■ Record excerpts ■
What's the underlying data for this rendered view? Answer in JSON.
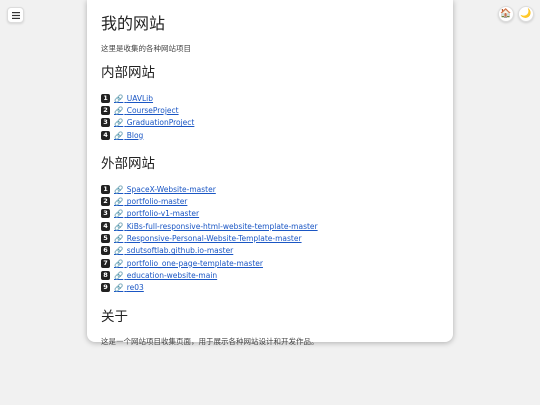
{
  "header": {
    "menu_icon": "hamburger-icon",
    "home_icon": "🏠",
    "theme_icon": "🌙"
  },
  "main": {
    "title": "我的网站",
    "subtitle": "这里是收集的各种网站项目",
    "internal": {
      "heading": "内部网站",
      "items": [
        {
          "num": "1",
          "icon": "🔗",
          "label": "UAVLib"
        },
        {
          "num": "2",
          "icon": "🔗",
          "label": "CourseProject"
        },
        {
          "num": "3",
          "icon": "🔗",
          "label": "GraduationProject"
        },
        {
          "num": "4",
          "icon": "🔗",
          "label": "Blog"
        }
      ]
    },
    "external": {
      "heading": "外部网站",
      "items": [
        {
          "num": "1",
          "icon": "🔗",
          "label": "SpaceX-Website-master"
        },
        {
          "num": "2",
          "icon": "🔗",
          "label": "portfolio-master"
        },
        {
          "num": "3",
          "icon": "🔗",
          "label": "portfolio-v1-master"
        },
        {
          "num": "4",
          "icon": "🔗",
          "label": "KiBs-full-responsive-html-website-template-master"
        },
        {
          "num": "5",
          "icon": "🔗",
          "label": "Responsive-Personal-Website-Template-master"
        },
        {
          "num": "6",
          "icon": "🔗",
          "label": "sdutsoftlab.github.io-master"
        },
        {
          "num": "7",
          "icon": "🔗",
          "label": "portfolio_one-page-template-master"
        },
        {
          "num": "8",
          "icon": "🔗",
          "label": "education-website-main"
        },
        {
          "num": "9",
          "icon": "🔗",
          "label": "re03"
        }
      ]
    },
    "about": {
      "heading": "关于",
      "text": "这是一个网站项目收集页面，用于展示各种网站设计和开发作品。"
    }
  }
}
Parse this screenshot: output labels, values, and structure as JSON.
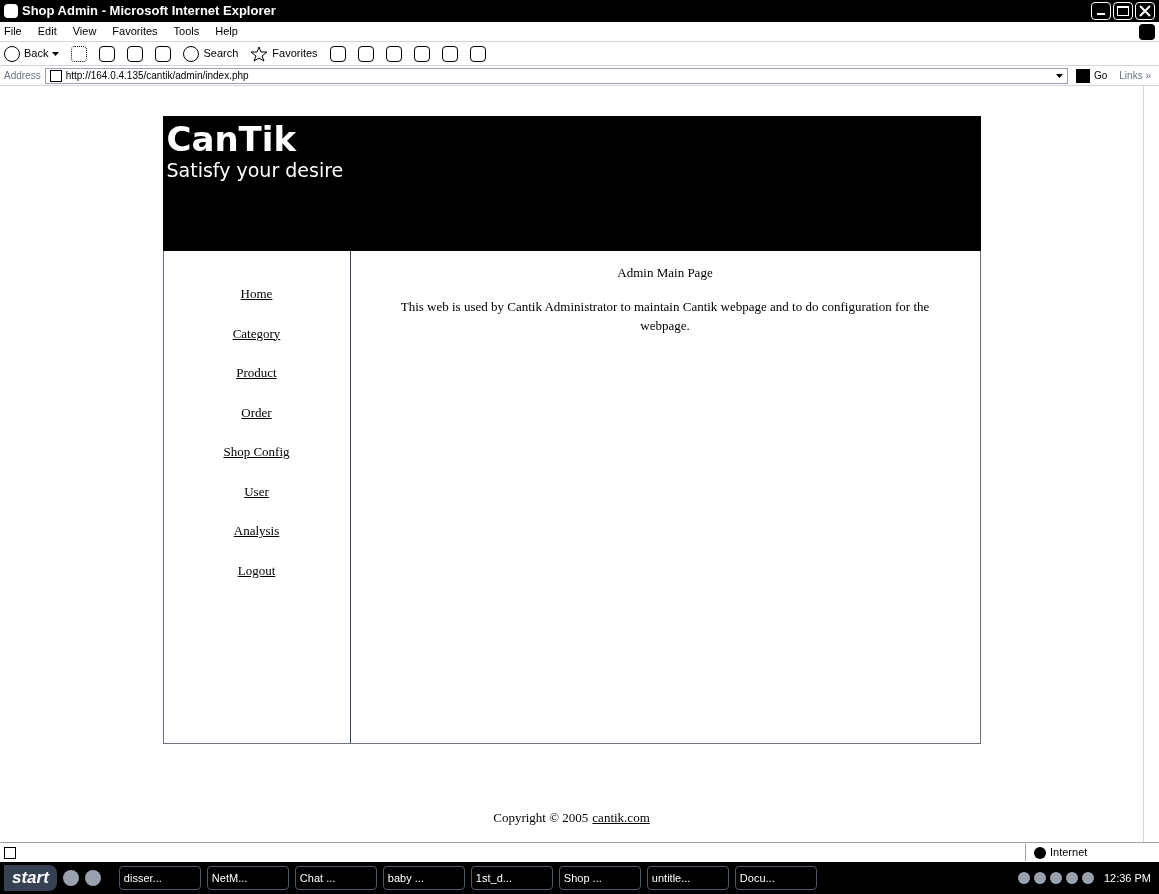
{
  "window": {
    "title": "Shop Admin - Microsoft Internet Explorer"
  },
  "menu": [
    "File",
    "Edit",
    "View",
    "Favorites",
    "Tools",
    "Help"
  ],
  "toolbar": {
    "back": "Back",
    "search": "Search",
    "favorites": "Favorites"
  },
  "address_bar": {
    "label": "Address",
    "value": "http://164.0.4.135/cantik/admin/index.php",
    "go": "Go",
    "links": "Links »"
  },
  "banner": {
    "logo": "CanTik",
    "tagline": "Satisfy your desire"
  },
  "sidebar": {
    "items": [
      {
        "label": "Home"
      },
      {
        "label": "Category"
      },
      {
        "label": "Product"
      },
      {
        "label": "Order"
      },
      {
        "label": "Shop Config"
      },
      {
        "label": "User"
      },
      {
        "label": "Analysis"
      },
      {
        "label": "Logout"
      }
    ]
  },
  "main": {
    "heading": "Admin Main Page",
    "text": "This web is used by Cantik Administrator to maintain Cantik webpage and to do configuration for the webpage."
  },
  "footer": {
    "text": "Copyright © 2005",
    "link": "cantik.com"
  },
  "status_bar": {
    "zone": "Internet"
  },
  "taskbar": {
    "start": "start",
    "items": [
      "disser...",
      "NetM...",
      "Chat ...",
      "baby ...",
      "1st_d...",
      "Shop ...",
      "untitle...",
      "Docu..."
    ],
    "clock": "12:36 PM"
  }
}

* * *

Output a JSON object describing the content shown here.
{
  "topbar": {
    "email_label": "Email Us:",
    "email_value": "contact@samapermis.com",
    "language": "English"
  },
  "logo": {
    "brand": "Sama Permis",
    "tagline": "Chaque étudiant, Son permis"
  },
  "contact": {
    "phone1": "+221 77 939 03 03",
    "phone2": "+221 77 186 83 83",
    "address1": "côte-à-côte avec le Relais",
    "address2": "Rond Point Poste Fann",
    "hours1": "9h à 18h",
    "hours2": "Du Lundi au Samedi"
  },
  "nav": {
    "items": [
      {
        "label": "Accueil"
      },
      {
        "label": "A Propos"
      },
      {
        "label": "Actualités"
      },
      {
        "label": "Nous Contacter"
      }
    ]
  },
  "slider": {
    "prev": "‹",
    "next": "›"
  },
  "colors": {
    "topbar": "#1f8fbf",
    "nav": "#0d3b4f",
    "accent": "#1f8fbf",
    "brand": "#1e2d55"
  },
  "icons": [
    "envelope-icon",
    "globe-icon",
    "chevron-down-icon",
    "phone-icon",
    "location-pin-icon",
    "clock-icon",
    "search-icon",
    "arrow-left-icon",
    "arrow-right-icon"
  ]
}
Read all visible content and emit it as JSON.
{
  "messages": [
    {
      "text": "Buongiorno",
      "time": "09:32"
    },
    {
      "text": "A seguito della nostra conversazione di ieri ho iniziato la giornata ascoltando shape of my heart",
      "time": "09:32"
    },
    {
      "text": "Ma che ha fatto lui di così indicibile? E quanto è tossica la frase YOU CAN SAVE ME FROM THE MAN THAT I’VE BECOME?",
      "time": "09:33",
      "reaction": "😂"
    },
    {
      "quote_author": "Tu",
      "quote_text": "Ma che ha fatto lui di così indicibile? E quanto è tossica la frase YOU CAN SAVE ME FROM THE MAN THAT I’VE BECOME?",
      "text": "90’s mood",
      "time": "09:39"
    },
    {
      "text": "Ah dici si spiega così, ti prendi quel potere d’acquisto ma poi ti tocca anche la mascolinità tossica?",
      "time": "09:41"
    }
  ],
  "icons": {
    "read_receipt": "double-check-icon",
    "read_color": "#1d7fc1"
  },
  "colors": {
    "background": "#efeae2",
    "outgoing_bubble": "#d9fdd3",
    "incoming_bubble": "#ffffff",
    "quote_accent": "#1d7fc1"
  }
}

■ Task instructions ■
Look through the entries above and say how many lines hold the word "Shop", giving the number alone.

■ Exercise solution ■
3